Accordingly, I think the District Court in this case had the power and duty to decide the merits of the motion on the basis of the documents. I concur, however, on the ground that, on the facts as stated by appellant, he had such an open-and-shut case, based on papers in the possession of the State Department, that it is doubtful whether the government would attempt to bring him to trial if and when he returns to this country, and that, in the event that it did, he could no doubt have the case summarily dismissed at any time. Therefore, I do not think appellant is placed in such jeopardy by the decision below as to warrant the issuance of a prerogative writ. On the other hand, in a case where there was a risk that the documents might be destroyed or lost before the defendant returned, or where his motion to quash would be based on testimony of witnesses or other evidence which might become unavailable in the interim, I am not willing to say that a writ of mandamus should not issue, ordering the District Court to decide the motion immediately and in appellant's absence.

1 Judge Learned Hand and I have both protested the view, adopted by this court in civil cases, that the form of the papers is controlling and that when the case comes before us labeled 'appeal' we cannot consider it as an application for a prerogative writ. I have felt constrained to follow the precedents laid down by this court in this respect. See Magnetic Engineering & Manufacturing Co. v. Dings Manufacturing Co., 2 Cir., 1949, 178 F.2d 866, 870; United States ex rel. Sutton v. Mulcahy, 2 Cir., 1948, 169 F.2d 94, 97; Zamore v. Goldblatt, 2 Cir., 1953, 201 F.2d 738, 739. When doing so, however, I have protested the irrationality involved in the exaltation of labels by this court when at the same time we have rejected antiquated procedural technicalism on the trial court level. See dissenting opinions in Zamore v. Goldblatt, supra, 201 F.2d at page 739; Magnetic Manufacturing Co. v. Dings Manufacturing Co., supra, 178 F.2d at pages 870, 871. Moreover, the Supreme Court has just recently indicated that it will disregard the form in which an appeal is taken or sought to be taken, treating 'appeal' papers as petitions for certiorari. Nunn v. California, 77 S.Ct. 126, and Pocatello Building & Construction Trade Council v. C. H. Elli Construction Co., 77 S.Ct. 130, both decided November 5, 1956.
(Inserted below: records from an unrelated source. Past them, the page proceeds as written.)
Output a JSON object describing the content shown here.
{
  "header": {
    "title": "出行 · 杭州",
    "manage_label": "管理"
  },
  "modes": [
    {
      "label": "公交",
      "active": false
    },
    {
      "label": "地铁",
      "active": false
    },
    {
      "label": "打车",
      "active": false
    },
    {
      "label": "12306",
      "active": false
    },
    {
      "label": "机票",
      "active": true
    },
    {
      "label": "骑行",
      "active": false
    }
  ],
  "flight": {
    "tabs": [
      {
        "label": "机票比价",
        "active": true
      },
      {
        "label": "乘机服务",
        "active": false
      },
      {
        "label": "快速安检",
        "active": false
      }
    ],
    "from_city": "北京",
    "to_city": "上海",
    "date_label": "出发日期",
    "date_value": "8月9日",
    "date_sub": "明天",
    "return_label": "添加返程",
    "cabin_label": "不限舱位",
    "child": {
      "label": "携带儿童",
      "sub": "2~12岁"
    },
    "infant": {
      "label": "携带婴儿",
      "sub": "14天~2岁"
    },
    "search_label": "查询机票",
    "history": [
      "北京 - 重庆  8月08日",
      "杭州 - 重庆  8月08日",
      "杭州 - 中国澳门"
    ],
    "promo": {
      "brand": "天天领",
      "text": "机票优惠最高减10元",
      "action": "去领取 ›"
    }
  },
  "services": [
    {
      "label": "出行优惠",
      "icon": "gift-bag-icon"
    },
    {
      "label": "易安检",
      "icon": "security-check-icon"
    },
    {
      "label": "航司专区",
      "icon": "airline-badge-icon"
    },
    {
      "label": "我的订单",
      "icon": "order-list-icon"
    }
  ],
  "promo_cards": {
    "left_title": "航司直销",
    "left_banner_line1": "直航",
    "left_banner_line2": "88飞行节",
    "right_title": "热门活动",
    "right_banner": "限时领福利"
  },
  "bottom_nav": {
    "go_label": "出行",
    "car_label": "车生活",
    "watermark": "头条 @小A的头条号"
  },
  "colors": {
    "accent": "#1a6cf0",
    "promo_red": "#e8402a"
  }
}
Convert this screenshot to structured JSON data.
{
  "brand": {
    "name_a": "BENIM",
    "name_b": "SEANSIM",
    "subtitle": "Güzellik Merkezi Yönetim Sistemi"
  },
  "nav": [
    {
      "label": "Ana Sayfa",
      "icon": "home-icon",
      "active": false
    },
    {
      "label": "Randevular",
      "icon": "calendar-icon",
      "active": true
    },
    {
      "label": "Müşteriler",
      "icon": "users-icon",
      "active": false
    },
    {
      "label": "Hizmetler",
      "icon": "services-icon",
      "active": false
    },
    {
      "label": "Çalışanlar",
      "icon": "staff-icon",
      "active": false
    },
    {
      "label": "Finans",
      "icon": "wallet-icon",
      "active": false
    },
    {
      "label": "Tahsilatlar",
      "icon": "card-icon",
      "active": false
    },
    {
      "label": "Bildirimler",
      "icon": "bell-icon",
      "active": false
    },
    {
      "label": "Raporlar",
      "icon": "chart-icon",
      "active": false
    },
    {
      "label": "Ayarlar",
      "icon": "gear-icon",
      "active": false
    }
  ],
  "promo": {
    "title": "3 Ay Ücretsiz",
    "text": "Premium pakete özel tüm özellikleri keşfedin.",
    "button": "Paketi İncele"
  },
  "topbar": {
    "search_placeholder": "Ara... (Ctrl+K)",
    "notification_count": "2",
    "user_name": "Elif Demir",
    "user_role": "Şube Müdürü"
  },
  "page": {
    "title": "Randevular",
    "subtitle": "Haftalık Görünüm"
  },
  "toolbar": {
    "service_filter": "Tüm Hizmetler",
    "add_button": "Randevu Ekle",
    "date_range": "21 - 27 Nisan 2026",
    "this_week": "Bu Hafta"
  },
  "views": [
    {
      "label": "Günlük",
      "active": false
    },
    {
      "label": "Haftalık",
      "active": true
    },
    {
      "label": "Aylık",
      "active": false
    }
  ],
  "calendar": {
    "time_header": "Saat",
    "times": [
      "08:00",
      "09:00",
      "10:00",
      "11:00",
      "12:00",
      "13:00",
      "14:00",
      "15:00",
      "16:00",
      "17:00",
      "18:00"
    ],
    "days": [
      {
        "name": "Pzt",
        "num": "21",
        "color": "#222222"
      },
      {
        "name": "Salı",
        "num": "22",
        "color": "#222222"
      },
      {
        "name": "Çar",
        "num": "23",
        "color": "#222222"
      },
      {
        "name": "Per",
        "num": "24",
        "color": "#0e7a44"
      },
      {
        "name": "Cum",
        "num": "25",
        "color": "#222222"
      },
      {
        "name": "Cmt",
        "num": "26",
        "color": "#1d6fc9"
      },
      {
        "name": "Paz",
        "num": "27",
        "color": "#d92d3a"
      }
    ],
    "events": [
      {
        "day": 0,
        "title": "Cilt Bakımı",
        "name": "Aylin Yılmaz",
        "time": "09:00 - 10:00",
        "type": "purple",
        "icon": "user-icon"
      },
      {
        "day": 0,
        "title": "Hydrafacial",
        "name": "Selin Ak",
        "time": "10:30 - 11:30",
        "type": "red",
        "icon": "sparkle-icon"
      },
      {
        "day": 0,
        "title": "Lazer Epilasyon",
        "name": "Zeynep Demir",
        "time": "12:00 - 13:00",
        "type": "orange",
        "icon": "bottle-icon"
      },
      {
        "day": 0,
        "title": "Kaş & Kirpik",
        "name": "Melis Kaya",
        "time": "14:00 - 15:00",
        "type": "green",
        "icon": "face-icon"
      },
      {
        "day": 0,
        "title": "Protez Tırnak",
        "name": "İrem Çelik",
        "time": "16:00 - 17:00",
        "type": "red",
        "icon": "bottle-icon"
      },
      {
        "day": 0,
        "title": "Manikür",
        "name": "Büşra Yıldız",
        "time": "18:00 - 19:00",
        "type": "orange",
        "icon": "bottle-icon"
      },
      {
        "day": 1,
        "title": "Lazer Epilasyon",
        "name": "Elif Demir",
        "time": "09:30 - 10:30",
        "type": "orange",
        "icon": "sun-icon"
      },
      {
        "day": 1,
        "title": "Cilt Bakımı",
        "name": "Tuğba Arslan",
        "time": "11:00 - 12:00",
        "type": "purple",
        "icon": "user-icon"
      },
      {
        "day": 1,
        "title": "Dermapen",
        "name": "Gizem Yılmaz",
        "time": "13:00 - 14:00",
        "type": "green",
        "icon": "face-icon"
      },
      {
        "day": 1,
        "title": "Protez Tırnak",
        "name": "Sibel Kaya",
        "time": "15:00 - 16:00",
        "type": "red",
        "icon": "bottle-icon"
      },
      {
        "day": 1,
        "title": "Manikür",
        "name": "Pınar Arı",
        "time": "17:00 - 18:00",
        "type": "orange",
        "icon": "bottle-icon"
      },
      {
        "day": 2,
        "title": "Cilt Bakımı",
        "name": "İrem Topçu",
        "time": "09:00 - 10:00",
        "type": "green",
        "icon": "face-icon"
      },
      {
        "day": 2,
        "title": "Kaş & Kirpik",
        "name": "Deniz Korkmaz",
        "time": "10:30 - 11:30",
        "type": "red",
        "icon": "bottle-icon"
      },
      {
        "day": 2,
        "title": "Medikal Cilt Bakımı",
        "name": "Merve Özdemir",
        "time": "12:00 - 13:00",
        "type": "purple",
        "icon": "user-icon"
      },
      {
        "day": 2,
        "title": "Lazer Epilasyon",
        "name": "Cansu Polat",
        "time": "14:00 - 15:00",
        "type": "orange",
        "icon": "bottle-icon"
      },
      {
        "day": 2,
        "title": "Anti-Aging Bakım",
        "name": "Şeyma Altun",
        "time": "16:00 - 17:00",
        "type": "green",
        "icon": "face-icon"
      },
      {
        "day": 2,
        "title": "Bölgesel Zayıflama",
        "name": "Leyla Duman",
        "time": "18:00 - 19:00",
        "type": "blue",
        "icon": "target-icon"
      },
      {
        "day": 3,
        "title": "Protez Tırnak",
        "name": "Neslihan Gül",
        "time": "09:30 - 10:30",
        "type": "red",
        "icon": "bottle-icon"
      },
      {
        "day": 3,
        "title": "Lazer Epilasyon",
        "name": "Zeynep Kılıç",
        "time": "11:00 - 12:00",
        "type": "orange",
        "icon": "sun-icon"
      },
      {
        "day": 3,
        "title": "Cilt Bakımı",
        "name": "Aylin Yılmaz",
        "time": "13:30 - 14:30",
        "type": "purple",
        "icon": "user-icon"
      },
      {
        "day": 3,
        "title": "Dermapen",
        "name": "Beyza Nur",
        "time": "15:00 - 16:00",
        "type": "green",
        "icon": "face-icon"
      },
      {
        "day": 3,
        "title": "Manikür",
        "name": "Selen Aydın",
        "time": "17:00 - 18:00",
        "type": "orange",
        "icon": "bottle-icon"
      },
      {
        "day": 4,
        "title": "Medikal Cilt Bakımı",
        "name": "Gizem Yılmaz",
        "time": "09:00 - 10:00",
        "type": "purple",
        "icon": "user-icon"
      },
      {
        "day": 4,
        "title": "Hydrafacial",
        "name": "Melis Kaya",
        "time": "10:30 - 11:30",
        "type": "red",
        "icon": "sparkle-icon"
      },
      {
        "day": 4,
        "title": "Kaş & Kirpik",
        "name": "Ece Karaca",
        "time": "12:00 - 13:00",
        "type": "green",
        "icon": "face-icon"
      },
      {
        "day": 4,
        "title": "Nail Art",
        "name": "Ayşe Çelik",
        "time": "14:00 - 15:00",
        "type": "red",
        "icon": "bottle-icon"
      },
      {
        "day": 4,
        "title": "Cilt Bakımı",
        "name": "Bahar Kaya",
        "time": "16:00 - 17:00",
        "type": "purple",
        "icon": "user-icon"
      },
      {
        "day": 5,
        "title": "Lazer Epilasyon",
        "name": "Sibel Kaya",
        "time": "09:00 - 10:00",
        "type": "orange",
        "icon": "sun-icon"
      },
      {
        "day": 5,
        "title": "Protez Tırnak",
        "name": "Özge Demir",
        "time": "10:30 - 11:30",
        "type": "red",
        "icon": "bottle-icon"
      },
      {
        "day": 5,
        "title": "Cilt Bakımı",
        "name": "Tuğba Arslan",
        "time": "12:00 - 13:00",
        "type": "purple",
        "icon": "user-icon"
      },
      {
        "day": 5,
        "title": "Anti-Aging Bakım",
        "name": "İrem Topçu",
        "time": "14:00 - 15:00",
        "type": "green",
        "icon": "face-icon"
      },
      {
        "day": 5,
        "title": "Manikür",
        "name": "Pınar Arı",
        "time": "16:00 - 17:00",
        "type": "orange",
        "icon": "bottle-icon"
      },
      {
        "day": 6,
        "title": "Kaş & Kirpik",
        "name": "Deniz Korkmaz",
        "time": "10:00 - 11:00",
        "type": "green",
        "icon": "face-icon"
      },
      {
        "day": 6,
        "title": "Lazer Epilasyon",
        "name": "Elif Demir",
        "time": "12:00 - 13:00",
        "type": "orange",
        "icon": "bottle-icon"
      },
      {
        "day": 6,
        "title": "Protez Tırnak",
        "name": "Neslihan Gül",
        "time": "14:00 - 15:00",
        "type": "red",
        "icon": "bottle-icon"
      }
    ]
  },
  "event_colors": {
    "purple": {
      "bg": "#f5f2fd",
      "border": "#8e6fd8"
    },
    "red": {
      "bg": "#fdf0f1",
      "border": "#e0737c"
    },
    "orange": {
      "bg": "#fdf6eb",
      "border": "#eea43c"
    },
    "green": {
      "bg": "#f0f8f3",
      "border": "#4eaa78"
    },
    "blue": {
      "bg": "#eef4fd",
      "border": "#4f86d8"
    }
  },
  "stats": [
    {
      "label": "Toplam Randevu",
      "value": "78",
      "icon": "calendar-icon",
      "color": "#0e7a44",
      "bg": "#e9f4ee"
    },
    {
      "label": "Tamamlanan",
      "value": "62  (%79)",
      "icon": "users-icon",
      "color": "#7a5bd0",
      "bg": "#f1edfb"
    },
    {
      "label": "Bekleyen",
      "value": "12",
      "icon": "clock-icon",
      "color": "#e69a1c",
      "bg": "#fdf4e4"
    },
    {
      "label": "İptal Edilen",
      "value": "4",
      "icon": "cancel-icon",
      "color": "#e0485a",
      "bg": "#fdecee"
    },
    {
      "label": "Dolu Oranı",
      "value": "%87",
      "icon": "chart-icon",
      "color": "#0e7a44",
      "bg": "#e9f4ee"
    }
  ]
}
In any event, as I have repeatedly stated, I do not feel bound by our precedents in criminal cases where I think they are wrong and are adverse to the accused. U.S. v. Scully, 2 Cir., 225 F.2d 113, 118-119; U.S. v. Gonzales Castro, 2 Cir., 228 F.2d 807, 808, at page 810. I would not do so here.

2 The Supreme Court has several times indicated its reluctance to review, in criminal cases, orders which are not 'final.' It should be noted that the rationale behind the requirement of finality has been that '* * * encouragement of delay is fatal to the vindication of the criminal law.' Cobbledick v. U.S., 1940, 309 U.S. 323 at page 325, 60 S.Ct. at page 541. Such reasoning is inapplicable in a case where, due to absence of the accused, trial on the merits might take place many years hence. So, in this case, review of a non-final order by prerogative writ would speed up rather than delay a final adjudication. It is also true that the Supreme Court often, and as recently as Parr v. U.S., 351 U.S. 513, at page 520, 76 S.Ct. 912, has held that the power to issue extraordinary writs is discretionary and to be sparingly exercised. However, in Parr the Court noted that the application for a writ of mandamus was not presented, on the issue in question, to the Court of Appeals and was made for the first time to the Supreme Court. Professor Moore has noted that courts of appeals might well grant extraordinary writs where the Supreme Court would be justified, by press of business and other considerations, to refuse review. 6 Moore's Federal Practice (2d ed.) p. 73; Goldblatt v. Inch, 2 Cir., 203 F.2d 79, 80, particularly footnote 3. Therefore, even if the Supreme Court had denied mandamus in a case on all fours with this one, I would incline to take the position that this court could exercise its discretion as to the granting of the writ.